Scientists offer hope for treatment-resistant prostate cancer

DUBLIN (DPA) : With more than 52,000 diagnoses annually in the United Kingdom alone, prostate cancer is one of the most common cancers in men and one of the more stubborn variants of the fatal disease. However, that could be about to change if a treatment devised by University of Miami scientists proves effective.

The team said they have developed “the first therapy of its kind that disrupts prostate cancer cells’ metabolism and releases cisplatin into the weakened cells.”

Cisplatin is a chemotherapy drug that in the past has not been effective against prostate cancer, despite it having a track record against testicular, breast, bladder, lung and ovarian cancers.
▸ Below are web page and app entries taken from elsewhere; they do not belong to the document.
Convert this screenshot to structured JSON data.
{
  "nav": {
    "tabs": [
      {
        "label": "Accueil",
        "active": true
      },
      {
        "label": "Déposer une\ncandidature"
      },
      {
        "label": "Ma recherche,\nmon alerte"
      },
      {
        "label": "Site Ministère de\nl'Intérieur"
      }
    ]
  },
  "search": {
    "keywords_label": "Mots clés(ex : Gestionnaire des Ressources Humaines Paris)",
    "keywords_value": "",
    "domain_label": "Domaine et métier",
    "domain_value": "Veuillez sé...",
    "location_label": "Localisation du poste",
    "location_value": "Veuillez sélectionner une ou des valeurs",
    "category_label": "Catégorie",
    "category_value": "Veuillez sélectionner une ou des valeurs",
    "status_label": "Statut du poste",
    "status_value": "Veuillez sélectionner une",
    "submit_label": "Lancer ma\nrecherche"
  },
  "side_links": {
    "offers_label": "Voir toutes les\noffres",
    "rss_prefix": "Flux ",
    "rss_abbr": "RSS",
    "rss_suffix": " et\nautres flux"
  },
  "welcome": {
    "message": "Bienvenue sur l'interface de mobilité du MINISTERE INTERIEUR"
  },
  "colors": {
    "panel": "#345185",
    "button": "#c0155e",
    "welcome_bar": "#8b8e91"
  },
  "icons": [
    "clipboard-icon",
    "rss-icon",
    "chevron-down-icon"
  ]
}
“In mouse models, an orally administered version shrunk tumors substantially,” the researchers reported in findings published in the American Chemical Society’s Central Science Journal.
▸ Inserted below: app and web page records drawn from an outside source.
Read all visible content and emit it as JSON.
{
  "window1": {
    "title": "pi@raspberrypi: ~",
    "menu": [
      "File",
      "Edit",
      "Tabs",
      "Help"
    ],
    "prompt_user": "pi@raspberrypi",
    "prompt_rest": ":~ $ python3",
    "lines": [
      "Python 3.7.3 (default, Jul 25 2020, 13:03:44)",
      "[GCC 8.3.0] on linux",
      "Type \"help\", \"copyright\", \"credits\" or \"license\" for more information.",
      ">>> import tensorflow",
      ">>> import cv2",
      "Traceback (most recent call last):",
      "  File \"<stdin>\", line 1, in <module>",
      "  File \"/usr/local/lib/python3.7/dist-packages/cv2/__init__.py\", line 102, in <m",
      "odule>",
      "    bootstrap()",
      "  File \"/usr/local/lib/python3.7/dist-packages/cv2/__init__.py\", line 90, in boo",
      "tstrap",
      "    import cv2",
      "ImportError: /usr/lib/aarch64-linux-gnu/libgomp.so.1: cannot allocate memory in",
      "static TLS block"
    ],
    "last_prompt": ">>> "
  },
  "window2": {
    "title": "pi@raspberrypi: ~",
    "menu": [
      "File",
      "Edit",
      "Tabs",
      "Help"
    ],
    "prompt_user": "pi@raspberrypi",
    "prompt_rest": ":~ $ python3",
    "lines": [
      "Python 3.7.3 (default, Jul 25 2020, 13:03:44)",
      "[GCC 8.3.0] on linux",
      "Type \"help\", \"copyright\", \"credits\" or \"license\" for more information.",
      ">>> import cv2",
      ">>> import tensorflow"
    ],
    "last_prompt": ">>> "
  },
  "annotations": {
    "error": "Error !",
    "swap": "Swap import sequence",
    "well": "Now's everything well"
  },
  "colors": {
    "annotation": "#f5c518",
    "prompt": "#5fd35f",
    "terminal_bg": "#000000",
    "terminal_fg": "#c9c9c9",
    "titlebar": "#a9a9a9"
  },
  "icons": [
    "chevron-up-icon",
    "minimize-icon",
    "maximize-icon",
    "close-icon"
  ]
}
Not only has cisplatin previously not proven effective against prostate cancer, but the reasons for its failings were “unclear” to scientists, who were also confounded by how “advanced cases of the disease don’t respond to other therapies, such as androgen deprivation.”

In turn, the Miami team, led by Shanta Dhar and colleagues from the university’s Sylvester Comprehensive CancerCenter, looked into developing a therapy “that would inhibit fatty acid oxidation in cancer cells by targeting a mitochondrial protein that is vital to the metabolic process, making the cells susceptible to cisplatin.”
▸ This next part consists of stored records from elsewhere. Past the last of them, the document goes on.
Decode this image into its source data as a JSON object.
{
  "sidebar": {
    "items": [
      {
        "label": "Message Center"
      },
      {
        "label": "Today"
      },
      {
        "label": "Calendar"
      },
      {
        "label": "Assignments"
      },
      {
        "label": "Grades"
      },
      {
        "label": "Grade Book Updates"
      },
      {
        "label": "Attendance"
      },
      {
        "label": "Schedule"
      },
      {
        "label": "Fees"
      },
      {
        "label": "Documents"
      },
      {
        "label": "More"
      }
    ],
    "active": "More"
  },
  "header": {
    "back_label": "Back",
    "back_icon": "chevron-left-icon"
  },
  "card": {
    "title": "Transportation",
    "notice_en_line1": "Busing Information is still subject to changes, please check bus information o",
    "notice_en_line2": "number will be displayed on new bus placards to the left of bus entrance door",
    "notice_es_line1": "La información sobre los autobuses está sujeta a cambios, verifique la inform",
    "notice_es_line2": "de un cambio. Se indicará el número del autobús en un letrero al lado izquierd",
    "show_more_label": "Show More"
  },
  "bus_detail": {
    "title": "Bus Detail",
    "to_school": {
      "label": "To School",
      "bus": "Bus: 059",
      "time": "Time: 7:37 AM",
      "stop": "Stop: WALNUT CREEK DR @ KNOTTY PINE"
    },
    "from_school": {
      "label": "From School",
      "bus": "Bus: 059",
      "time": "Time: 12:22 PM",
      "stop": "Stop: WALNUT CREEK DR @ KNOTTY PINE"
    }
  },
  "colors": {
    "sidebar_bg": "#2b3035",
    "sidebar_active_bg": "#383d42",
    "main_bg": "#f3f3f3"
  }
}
“By targeting the prostate, we can reduce kidney and liver toxicity and the risk of peripheral neuropathy,” Dhar said.